But it is Australia that stands out for its innovative approach and scale of ambition. Like other Open Banking initiatives the Consumer Data Right Act (CDR), which is currently being finalised, will allow consumers to share their data with whichever authorised third parties they choose. The key difference, however, is that the CDR is a data policy initiative and not a financial services one. While it will apply to banks first, the CDR will subsequently apply to the energy and telecommunication sectors as well, and eventually it could be applied to any sector. The CDR is also the first Open Banking legislation to introduce the concept of ‘reciprocity’, which we explore further below.
Following the introduction of PSD2, banks have been vociferous about the lack of reciprocity between banks and third parties, especially BigTechs. This, they argue, amounts to an unfair and regulatory-driven ‘competitive disadvantage’ (although banks remain vague about how they would like to leverage BigTechs’ customer transactional data if they had access to it).
In fairness the EU GDPR does include a right to ‘data portability’ which could be leveraged to ensure reciprocity. In practice GDPR does not specify either the obligation to respond in real-time to data portability requests (e.g. under GDPR, firms in Ireland have 1 month to respond to a standard request), or any technical communication standard to transfer the data between organisations.

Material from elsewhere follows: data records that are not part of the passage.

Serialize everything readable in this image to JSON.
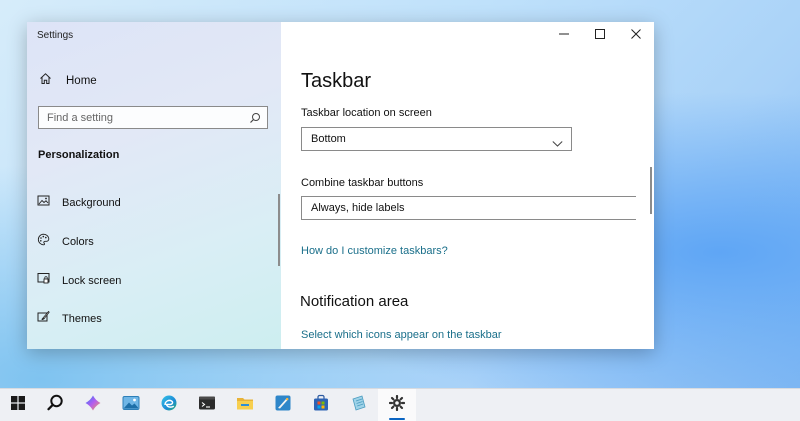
{
  "window": {
    "app_title": "Settings",
    "controls": {
      "minimize": "minimize",
      "maximize": "maximize",
      "close": "close"
    }
  },
  "sidebar": {
    "home_label": "Home",
    "search": {
      "placeholder": "Find a setting",
      "value": ""
    },
    "section_title": "Personalization",
    "items": [
      {
        "label": "Background",
        "icon": "picture-icon"
      },
      {
        "label": "Colors",
        "icon": "palette-icon"
      },
      {
        "label": "Lock screen",
        "icon": "lock-screen-icon"
      },
      {
        "label": "Themes",
        "icon": "brush-icon"
      }
    ]
  },
  "content": {
    "page_title": "Taskbar",
    "location": {
      "label": "Taskbar location on screen",
      "value": "Bottom"
    },
    "combine": {
      "label": "Combine taskbar buttons",
      "value": "Always, hide labels"
    },
    "help_link": "How do I customize taskbars?",
    "notification": {
      "heading": "Notification area",
      "link": "Select which icons appear on the taskbar"
    }
  },
  "taskbar": {
    "icons": [
      "start-icon",
      "search-icon",
      "copilot-icon",
      "photos-icon",
      "edge-icon",
      "terminal-icon",
      "file-explorer-icon",
      "paint-icon",
      "store-icon",
      "notepad-icon",
      "settings-icon"
    ],
    "accent": "#0a64c2"
  },
  "colors": {
    "link": "#1a6f8a",
    "accent": "#0a64c2"
  }
}
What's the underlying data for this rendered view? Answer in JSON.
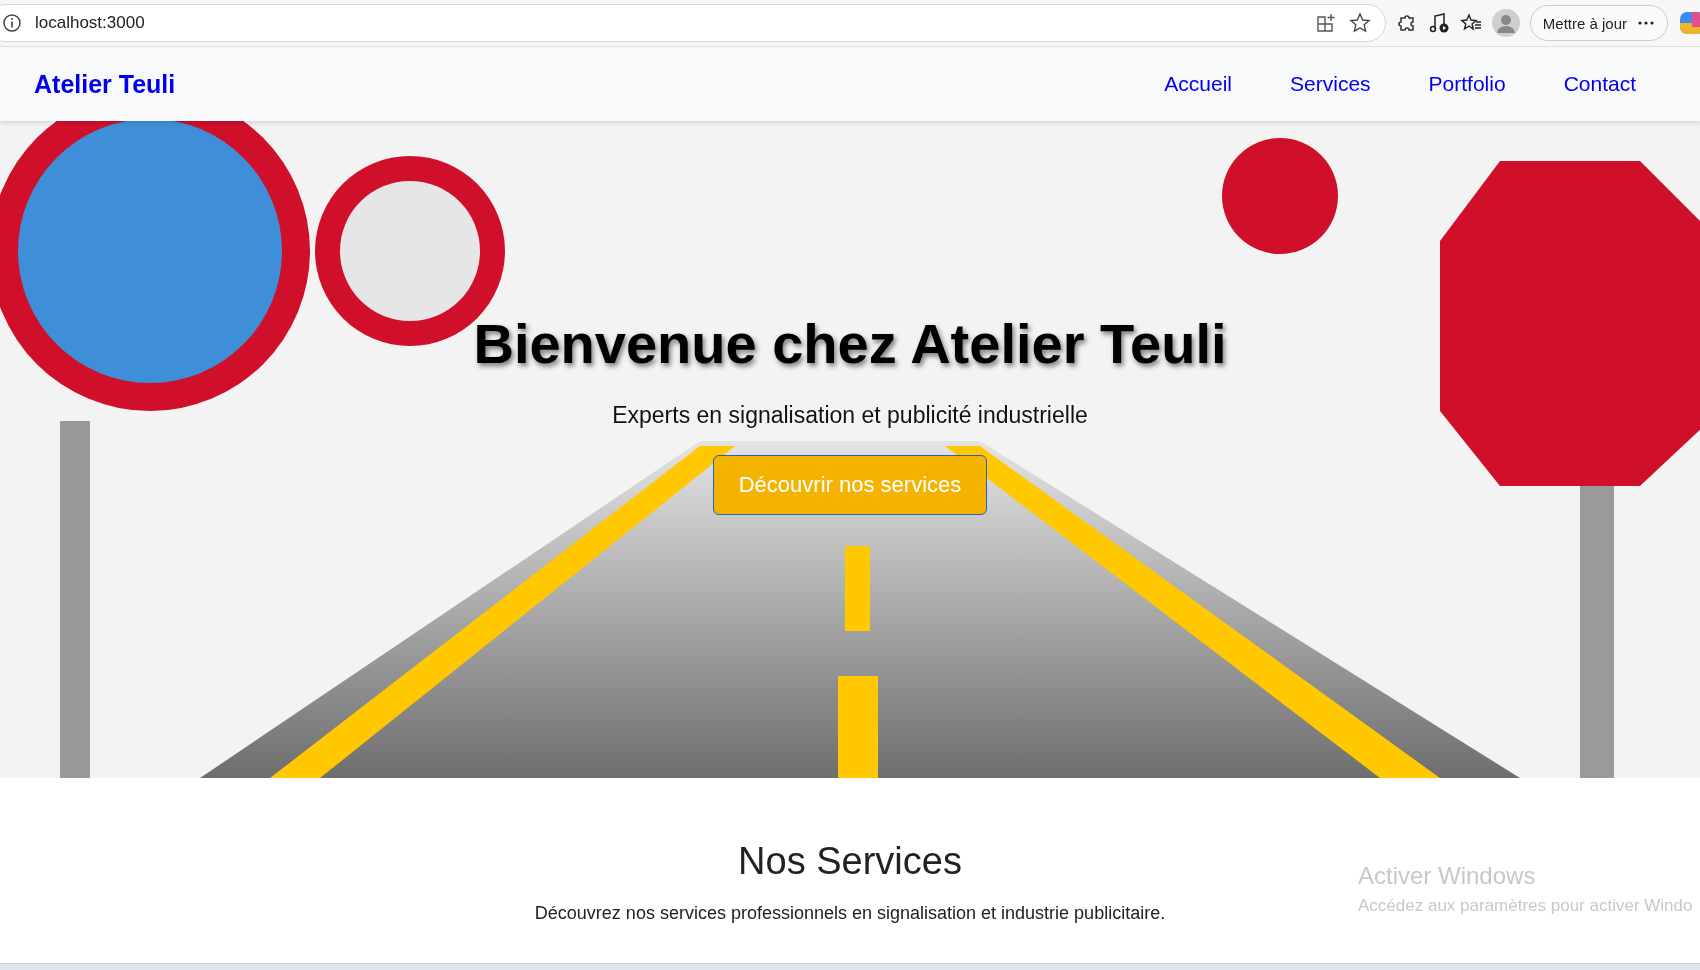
{
  "browser": {
    "url": "localhost:3000",
    "update_button": "Mettre à jour"
  },
  "navbar": {
    "brand": "Atelier Teuli",
    "links": [
      {
        "label": "Accueil"
      },
      {
        "label": "Services"
      },
      {
        "label": "Portfolio"
      },
      {
        "label": "Contact"
      }
    ]
  },
  "hero": {
    "title": "Bienvenue chez Atelier Teuli",
    "subtitle": "Experts en signalisation et publicité industrielle",
    "button": "Découvrir nos services"
  },
  "services": {
    "title": "Nos Services",
    "description": "Découvrez nos services professionnels en signalisation et industrie publicitaire."
  },
  "activation_notice": {
    "title": "Activer Windows",
    "text": "Accédez aux paramètres pour activer Windo"
  }
}
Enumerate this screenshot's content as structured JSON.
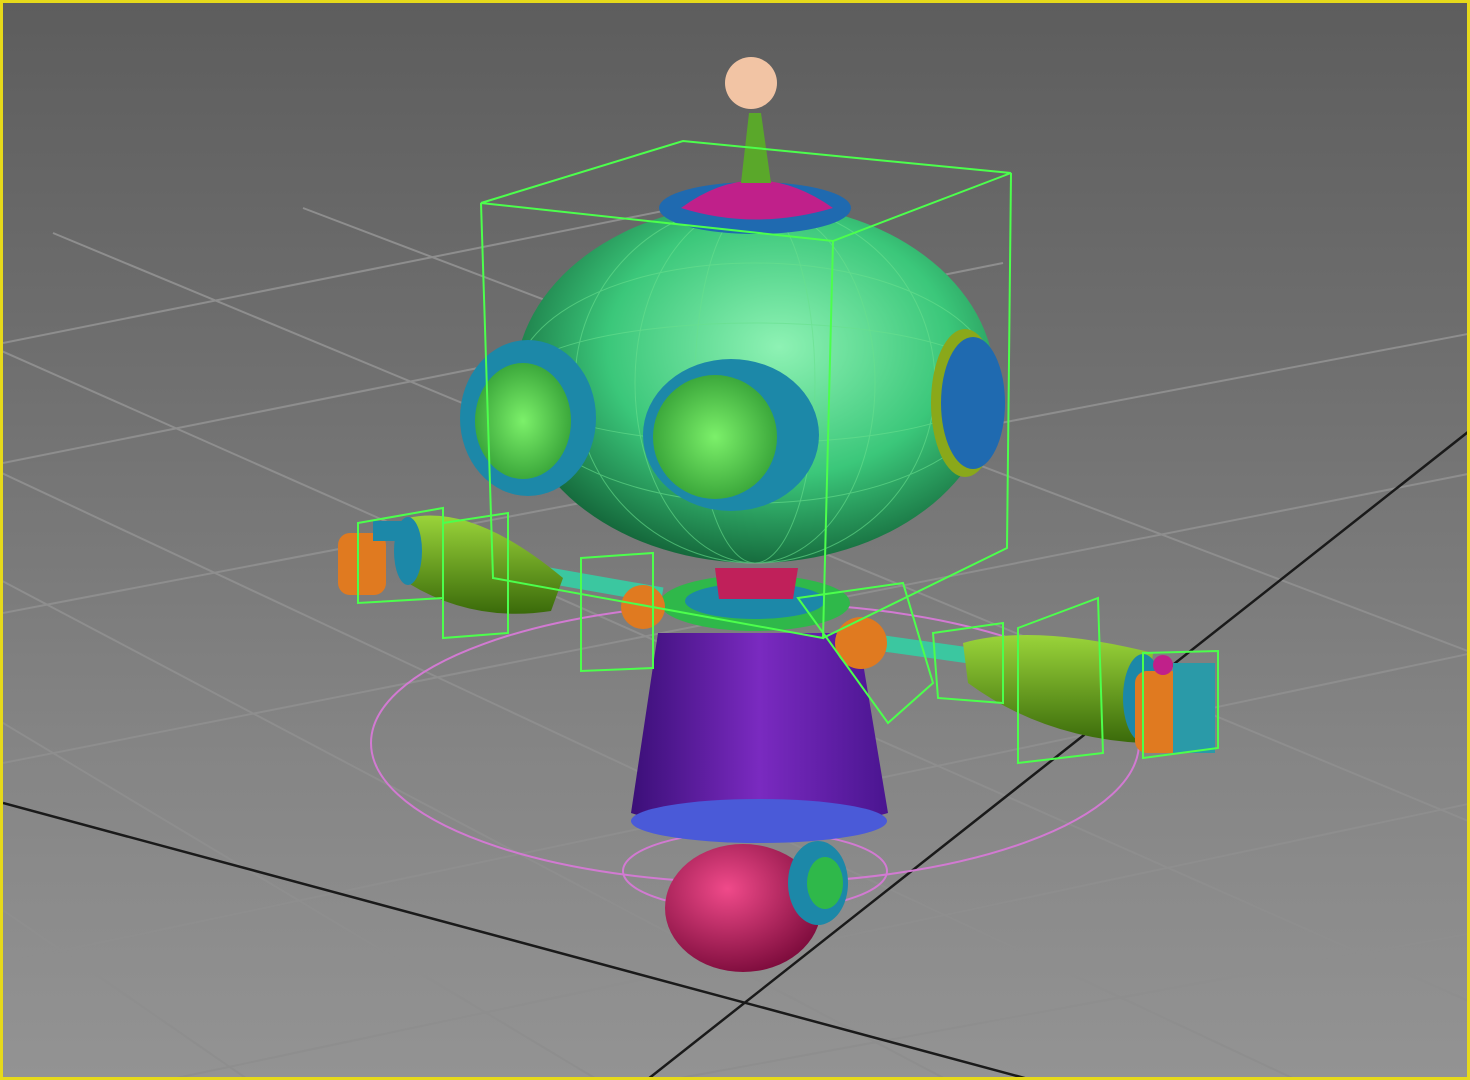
{
  "viewport": {
    "border_color": "#e6d91a",
    "background_top": "#5d5d5d",
    "background_bottom": "#939393",
    "grid_color": "#8e8e8e",
    "grid_axis_color": "#1a1a1a",
    "selection_color": "#4cff4c",
    "helper_color": "#d27ad2"
  },
  "model": {
    "head_color": "#3bc77a",
    "eye_ring_color": "#1c88a8",
    "eye_lens_color": "#5ed44e",
    "top_cap_color": "#c0208a",
    "antenna_color": "#5aa82a",
    "antenna_ball_color": "#f2c4a4",
    "body_color": "#6a1fa8",
    "neck_color": "#c0205a",
    "wheel_color": "#c0205a",
    "arm_color": "#6aaa1a",
    "joint_color": "#e07a20",
    "ear_color": "#1f6ab0"
  }
}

Whereas the interpretation of the requirement may change over time, for the foreseeable future the data portability requirement will do little to support organisations wishing to provide innovative services to their customers based on a real-time data sharing ecosystem, in the way that Open Banking aspires to do for payments and payments data.
In Australia, the concept of reciprocity was introduced in the Open Banking review, which formed the basis for the CDR. The review noted that a system in which all eligible entities participate fully – as both data holders and data recipient – would be “more vibrant and dynamic” and promote greater competition. Both the review, and now the CDR, support the principle that an accredited data recipient in a designated sector should also be obliged to provide equivalent data, and in an equivalent format, in response to a direction from a consumer. However, determining what ‘equivalent data’ consists of for each sector remains a significant challenge. Australian regulators acknowledged that this issue requires further consideration and have proposed excluding reciprocity from the first implementation phase, due to start in July 2019. Nevertheless, the principle of reciprocity looks likely to be enshrined in law once the CDR is finalised. While implementation will undoubtedly present challenges, it still represents a major step in a new and, for some, controversial, direction.